(Sant’Angelo in Vado 1543 - Ancona 1609)
The Martyrdom of Saint Lawrence
Made up at the lower corners, and laid down.
530 x 285 mm. (20 7/8 x 11 1/4 in.) at greatest dimensions.
James Mundy has kindly confirmed the attribution of the present sheet, and has noted that it is an autograph version or copy of another drawing by Federico Zuccaro, of similar dimensions, in the collection of the Uffizi in Florence. He further suggests that the present sheet and the Uffizi drawing, which both show significant differences from the finished painting, particularly in the background, should be regarded as studies for the Fermo altarpiece, for which no other preparatory drawings are known.
This drawing bears the collector’s mark of the Cypriot art dealer and collector Nicos Dhikeos (1896-1987), who had settled in France by 1916. He lived in Lyon, where he owned a gallery dealing in Old Masters, and from 1930 onwards assembled a large and varied group of Old Master and 19th Century drawings, primarily of the Italian and French schools. While much of his collection were acquired at auction, Dhikeos also bought large groups of drawings from the heirs of the 20th century collectors Dr. A. Tardieu and Louis Maudet. The drawings were largely dispersed in the years following Dhikeos’s death in 1987, and sheets from the collection are today in the British Museum in London, the J. Paul Getty Museum in Los Angeles, the Metropolitan Museum of Art and the Pierpont Morgan Library in New York, the Louvre in Paris and the National Gallery of Art in Washington D.C., among many other institutions.

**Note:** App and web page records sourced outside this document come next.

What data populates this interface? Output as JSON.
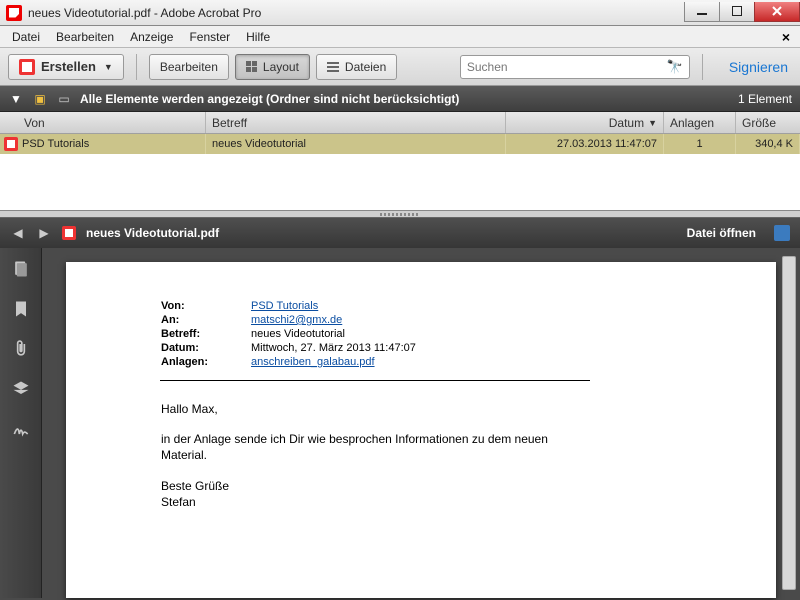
{
  "titlebar": {
    "title": "neues Videotutorial.pdf - Adobe Acrobat Pro"
  },
  "menu": {
    "items": [
      "Datei",
      "Bearbeiten",
      "Anzeige",
      "Fenster",
      "Hilfe"
    ]
  },
  "toolbar": {
    "create": "Erstellen",
    "edit": "Bearbeiten",
    "layout": "Layout",
    "files": "Dateien",
    "search_placeholder": "Suchen",
    "sign": "Signieren"
  },
  "filterbar": {
    "text": "Alle Elemente werden angezeigt (Ordner sind nicht berücksichtigt)",
    "count": "1 Element"
  },
  "columns": {
    "von": "Von",
    "betreff": "Betreff",
    "datum": "Datum",
    "anlagen": "Anlagen",
    "groesse": "Größe"
  },
  "rows": [
    {
      "von": "PSD Tutorials",
      "betreff": "neues Videotutorial",
      "datum": "27.03.2013 11:47:07",
      "anlagen": "1",
      "groesse": "340,4 K"
    }
  ],
  "preview": {
    "filename": "neues Videotutorial.pdf",
    "open_label": "Datei öffnen"
  },
  "email": {
    "labels": {
      "von": "Von:",
      "an": "An:",
      "betreff": "Betreff:",
      "datum": "Datum:",
      "anlagen": "Anlagen:"
    },
    "von": "PSD Tutorials",
    "an": "matschi2@gmx.de",
    "betreff": "neues Videotutorial",
    "datum": "Mittwoch, 27. März 2013 11:47:07",
    "anlagen": "anschreiben_galabau.pdf",
    "body_greeting": "Hallo Max,",
    "body_text": "in der Anlage sende ich Dir wie besprochen Informationen zu dem neuen Material.",
    "body_closing": "Beste Grüße",
    "body_sign": "Stefan"
  }
}
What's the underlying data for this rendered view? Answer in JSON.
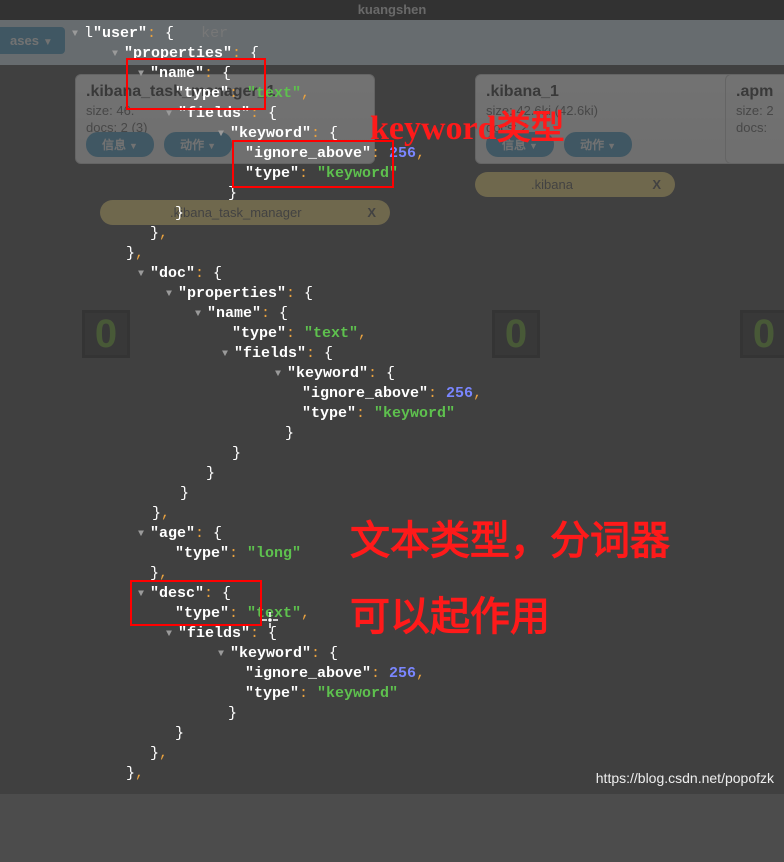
{
  "title": "kuangshen",
  "toolbar": {
    "dropdown": "ases"
  },
  "cards": [
    {
      "title": ".kibana_task_manager_1",
      "size": "size: 46.",
      "docs": "docs: 2 (3)",
      "info": "信息",
      "act": "动作"
    },
    {
      "title": ".kibana_1",
      "size": "size: 42.6ki (42.6ki)",
      "docs": "docs: 2",
      "info": "信息",
      "act": "动作"
    },
    {
      "title": ".apm",
      "size": "size: 2",
      "docs": "docs: ",
      "info": "信息",
      "act": "动作"
    }
  ],
  "tags": [
    {
      "name": ".kibana_task_manager",
      "x": "X"
    },
    {
      "name": ".kibana",
      "x": "X"
    }
  ],
  "zeros": [
    "0",
    "0",
    "0"
  ],
  "annotations": {
    "a1": "keyword类型",
    "a2": "文本类型，分词器",
    "a3": "可以起作用"
  },
  "code": {
    "user": "\"user\"",
    "props": "\"properties\"",
    "name": "\"name\"",
    "type": "\"type\"",
    "fields": "\"fields\"",
    "keyword": "\"keyword\"",
    "ign": "\"ignore_above\"",
    "doc": "\"doc\"",
    "age": "\"age\"",
    "desc": "\"desc\"",
    "textv": "\"text\"",
    "kwv": "\"keyword\"",
    "longv": "\"long\"",
    "n256": "256",
    "ker": "ker"
  },
  "watermark": "https://blog.csdn.net/popofzk"
}
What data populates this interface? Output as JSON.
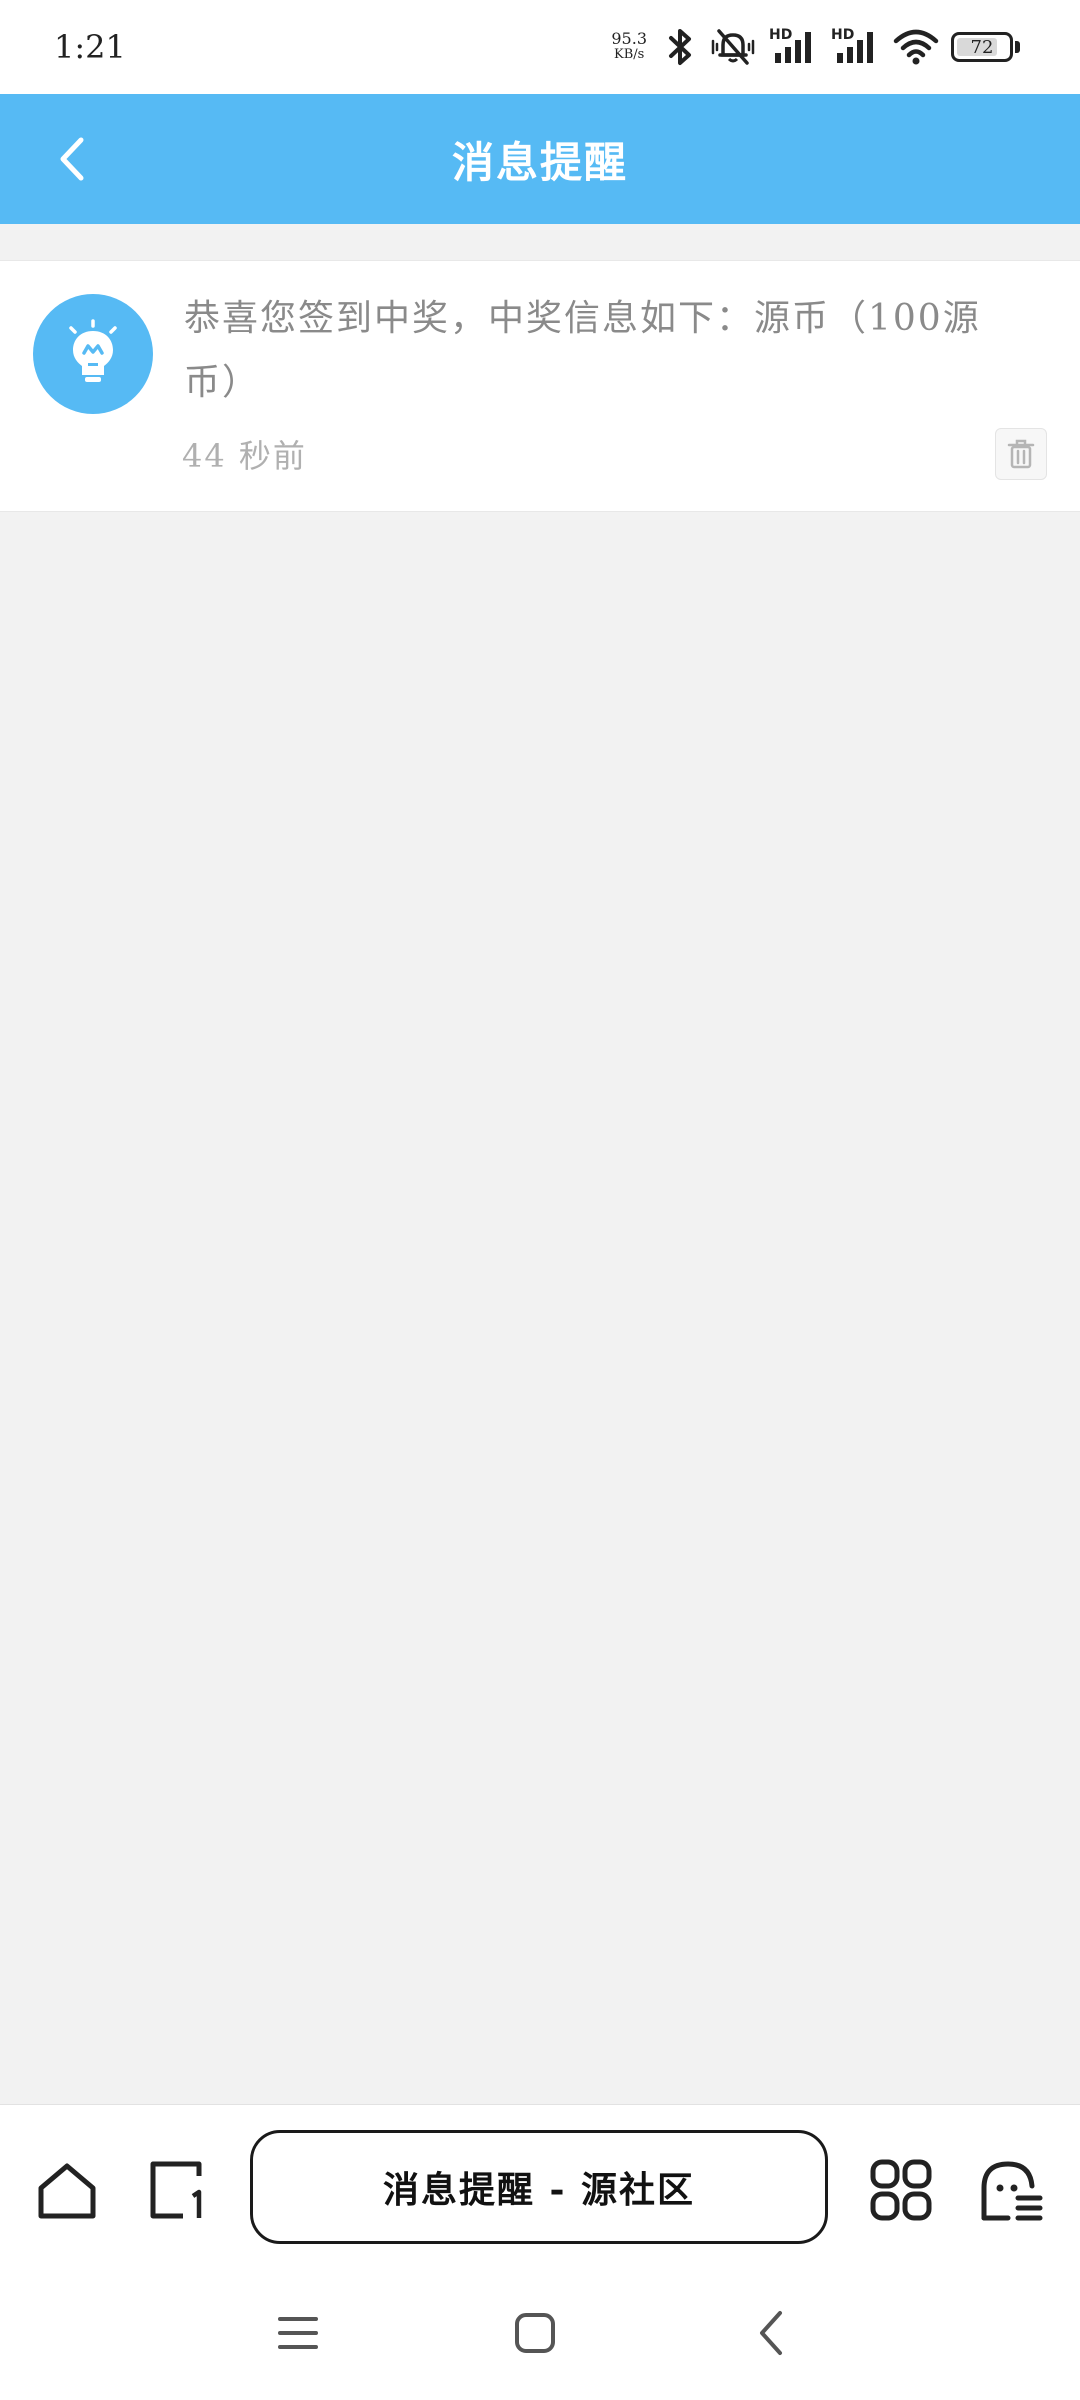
{
  "status_bar": {
    "time": "1:21",
    "net_speed_value": "95.3",
    "net_speed_unit": "KB/s",
    "hd_label_1": "HD",
    "hd_label_2": "HD",
    "battery_level": "72",
    "icons": [
      "bluetooth-icon",
      "muted-vibrate-icon",
      "signal-icon",
      "signal-icon",
      "wifi-icon",
      "battery-icon"
    ]
  },
  "header": {
    "title": "消息提醒",
    "back_icon": "chevron-left-icon"
  },
  "notification": {
    "message": "恭喜您签到中奖，中奖信息如下：源币（100源币）",
    "time": "44 秒前",
    "avatar_icon": "lightbulb-icon",
    "delete_icon": "trash-icon"
  },
  "browser_toolbar": {
    "address_text": "消息提醒 - 源社区",
    "icons": [
      "home-icon",
      "tabs-icon",
      "apps-grid-icon",
      "ghost-menu-icon"
    ]
  },
  "nav_bar": {
    "icons": [
      "menu-icon",
      "home-square-icon",
      "back-icon"
    ]
  },
  "colors": {
    "accent": "#56baf4",
    "background": "#f2f2f2",
    "card": "#ffffff",
    "text_muted": "#8a8a8a"
  }
}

Federico Zuccaro was among the most well travelled artists of his day. Unlike Taddeo, he travelled throughout Italy, working in Venice, Florence, Orvieto, Bologna, Urbino, Pavia, Turin, Parma and Mantua, while also visiting France, the Netherlands and England between 1574 and 1575. On his return he received a commission to complete the decoration of the cupola of the Duomo in Florence, begun by Vasari and completed by Zuccaro between 1576 and 1579. The next year he was back in Rome, contributing to the decoration of the Cappella Paolina of the Vatican, before departing for Venice, where he worked between 1582 and 1584. He established a particular practice of making drawings after works of art that he saw on his journeys; a sort of visual travel diary that attests to a broad and wide-ranging interest in the different schools of painting in Italy. (As the Zuccaro scholar James Mundy has noted, ‘Federico was completely without prejudice in his omnivorous ingestion of the work of other artists, both past and present.’) In 1585 he was summoned by Philip II to Spain, where he painted eight canvases for the retablo mayor, or high altar, of the Basilica of San Lorenzo at El Escorial, as well as cloister frescoes in the attached monastery. Elected the first principe of the reorganized Accademia di San Luca in 1593, Zuccaro continued to receive important commissions late into his career. He built a fine palace for himself in Rome, now the home of the Biblioteca Hertziana. Near the end of his career he wrote an artistic treatise entitled L’idea de’ pittori, scultori et architetti, published in 1607.
A gifted draughtsman, Federico Zuccaro was much influenced by the drawings of his elder brother, particularly early in his long career. However, as Julian Brooks has noted, ‘Federico’s style was less dramatic than Taddeo’s, and he answered the demands of the Catholic Church for a clearer, more iconic art. His drawings and compositions are tidier than those of Taddeo, with less robust figures, a greater interest in decorative effects, and occasionally complex iconography.’ Furthermore, Federico’s peripatetic career, together with his inveterate copying of the work of other artists, exposed him to a wider range of artistic influences, which often found their way into his drawings and paintings. As Mundy has pointed out, ‘Whereas it would be fair to say that Taddeo’s style was invented in Rome, Federico’s was forged in an international crucible…The wide stylistic range of drawings might be expected but it still, at times, surprises the viewer.’
Galerie Terrades, Paris, in 2016